Children who have a parent with bipolar disorder are more likely to develop attention-deficit/
“[Bipolar disorder] symptoms were scarce during the preschool years and increased throughout [early adolescence],” wrote Boris Birmaher, M.D., of the University of Pittsburgh School of Medicine and colleagues. “Developing early interventions to delay or, ideally, prevent [bipolar disorder] onset are warranted.”
Birmaher and colleagues recruited 116 children who had a parent with either bipolar I or II disorder (BD-I/II parents), 53 children of parents with a non-bipolar psychiatric disorder (non-BD parents), and 45 children of parents with no psychiatric disorder (healthy parents) for the study. All children were between the ages of 2 and 5 years at the start of the study and were periodically assessed for about 10 years using the Schedule for Affective Disorders and Schizophrenia for School-Age Children, Present and Lifetime Version (KSADS-PL).
The researchers found that the children of BD-I/II parents were significantly more likely to have ADHD by age 5 (21.6% of children) than children of non-BD parents (3.8%) and children of healthy parents (2.2%). After age 5, children of BD-I/II parents and non-BD parents showed no statistical difference in rates of non-bipolar psychiatric disorders. However, compared with children of healthy parents, children of BD-I/II parents had elevated rates of anxiety, ADHD, and behavior problems after age 5.
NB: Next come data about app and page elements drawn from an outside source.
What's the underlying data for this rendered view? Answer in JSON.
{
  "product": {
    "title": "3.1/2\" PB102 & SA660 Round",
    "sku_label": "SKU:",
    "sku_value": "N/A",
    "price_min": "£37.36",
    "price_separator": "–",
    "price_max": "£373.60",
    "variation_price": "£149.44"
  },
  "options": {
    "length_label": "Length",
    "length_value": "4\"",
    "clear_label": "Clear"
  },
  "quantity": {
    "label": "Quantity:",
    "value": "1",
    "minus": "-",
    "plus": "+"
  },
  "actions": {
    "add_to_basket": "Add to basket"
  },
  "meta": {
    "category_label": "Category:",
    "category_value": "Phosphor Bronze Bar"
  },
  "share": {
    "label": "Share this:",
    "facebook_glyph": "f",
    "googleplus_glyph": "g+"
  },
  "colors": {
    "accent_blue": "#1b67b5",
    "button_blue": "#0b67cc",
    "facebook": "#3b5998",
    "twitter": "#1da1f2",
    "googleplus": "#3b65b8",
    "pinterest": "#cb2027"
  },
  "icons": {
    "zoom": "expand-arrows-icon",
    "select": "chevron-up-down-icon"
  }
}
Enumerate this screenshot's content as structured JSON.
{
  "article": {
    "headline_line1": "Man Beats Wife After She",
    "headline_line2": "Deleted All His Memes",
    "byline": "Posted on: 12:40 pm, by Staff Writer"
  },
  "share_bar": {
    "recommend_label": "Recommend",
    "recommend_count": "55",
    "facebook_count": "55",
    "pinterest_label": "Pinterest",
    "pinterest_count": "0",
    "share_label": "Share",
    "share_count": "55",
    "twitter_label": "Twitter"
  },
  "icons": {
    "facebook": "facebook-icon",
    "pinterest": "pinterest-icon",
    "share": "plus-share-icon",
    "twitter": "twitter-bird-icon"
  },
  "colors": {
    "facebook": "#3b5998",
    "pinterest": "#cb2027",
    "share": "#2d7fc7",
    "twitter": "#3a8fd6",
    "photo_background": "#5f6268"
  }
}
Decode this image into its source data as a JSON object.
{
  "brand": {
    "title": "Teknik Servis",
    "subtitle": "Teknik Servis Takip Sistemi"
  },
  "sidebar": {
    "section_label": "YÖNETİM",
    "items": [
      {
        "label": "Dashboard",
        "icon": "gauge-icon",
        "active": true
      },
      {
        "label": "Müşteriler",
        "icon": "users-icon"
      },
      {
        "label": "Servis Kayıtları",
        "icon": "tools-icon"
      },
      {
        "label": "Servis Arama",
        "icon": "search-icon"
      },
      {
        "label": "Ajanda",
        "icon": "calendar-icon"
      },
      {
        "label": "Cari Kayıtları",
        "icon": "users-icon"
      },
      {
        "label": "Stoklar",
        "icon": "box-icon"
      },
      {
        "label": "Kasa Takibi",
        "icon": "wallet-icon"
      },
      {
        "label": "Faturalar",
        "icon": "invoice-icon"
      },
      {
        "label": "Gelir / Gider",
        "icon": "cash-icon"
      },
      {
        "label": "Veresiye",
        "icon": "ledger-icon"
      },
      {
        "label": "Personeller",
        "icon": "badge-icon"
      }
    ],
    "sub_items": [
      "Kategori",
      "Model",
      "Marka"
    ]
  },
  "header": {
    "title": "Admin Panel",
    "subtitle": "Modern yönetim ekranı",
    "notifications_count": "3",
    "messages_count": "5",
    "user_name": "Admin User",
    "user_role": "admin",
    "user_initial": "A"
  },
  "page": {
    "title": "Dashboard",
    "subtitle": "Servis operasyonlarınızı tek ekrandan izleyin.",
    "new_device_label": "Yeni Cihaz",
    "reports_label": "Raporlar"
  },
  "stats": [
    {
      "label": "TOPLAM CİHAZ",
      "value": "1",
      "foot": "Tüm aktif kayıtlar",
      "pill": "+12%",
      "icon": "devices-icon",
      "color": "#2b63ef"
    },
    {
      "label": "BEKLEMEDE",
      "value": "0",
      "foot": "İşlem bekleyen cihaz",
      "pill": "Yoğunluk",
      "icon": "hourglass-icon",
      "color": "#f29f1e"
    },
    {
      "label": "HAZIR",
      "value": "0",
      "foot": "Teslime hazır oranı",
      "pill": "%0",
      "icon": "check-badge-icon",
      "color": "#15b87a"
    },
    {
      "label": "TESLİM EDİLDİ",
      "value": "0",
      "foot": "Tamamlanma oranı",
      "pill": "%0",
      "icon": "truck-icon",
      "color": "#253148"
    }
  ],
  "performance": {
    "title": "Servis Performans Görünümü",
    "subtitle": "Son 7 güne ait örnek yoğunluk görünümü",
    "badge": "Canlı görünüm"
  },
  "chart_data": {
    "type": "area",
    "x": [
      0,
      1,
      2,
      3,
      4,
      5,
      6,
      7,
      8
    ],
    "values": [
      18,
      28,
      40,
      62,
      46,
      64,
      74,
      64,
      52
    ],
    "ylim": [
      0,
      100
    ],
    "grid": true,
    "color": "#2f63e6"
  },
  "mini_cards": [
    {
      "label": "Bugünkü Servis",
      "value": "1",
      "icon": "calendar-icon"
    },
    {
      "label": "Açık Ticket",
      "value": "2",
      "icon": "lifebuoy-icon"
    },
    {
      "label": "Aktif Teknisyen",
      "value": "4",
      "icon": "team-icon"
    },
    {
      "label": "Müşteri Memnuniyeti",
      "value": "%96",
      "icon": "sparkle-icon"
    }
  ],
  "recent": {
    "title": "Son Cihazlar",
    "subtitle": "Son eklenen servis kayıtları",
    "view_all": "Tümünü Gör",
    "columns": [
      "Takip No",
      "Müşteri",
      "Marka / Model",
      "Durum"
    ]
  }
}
During the study period, 17 of the children of parents with BD-I/II (about 15%) were diagnosed with bipolar disorder; four children developed BD-I/II and 13 developed BD-Not-Otherwise-Specified (BD-NOS), with an average age of onset of 11.4 and 7.4 years, respectively. (BD-NOS is typically diagnosed in people who show bipolar mood swings but the timing and/or intensity do not meet the full criteria of BD-I or BD-II.) None of the children in the other groups received a diagnosis of bipolar disorder during the study.
“Given that youth with BD-NOS exhibit as much psychosocial impairment, suicide risk, substance abuse, comorbid disorders, and family history of BD as youths with BD-I/II, and are at very high risk to transition into BD-I/II (particularly if they have family history of BD), the diagnosis of BD-NOS warrants significant clinical consideration,” Birmaher and colleagues wrote.
The researchers looked over the data to see which factors might help predict the youth who would develop bipolar disorder; the only significant risk factors they identified were an ADHD diagnosis before age 6 and having parents with early onset bipolar disorder.
To read more on this topic, see the Psychiatric News article “Study Sheds Light on Trajectory of Developing Bipolar Disorder.”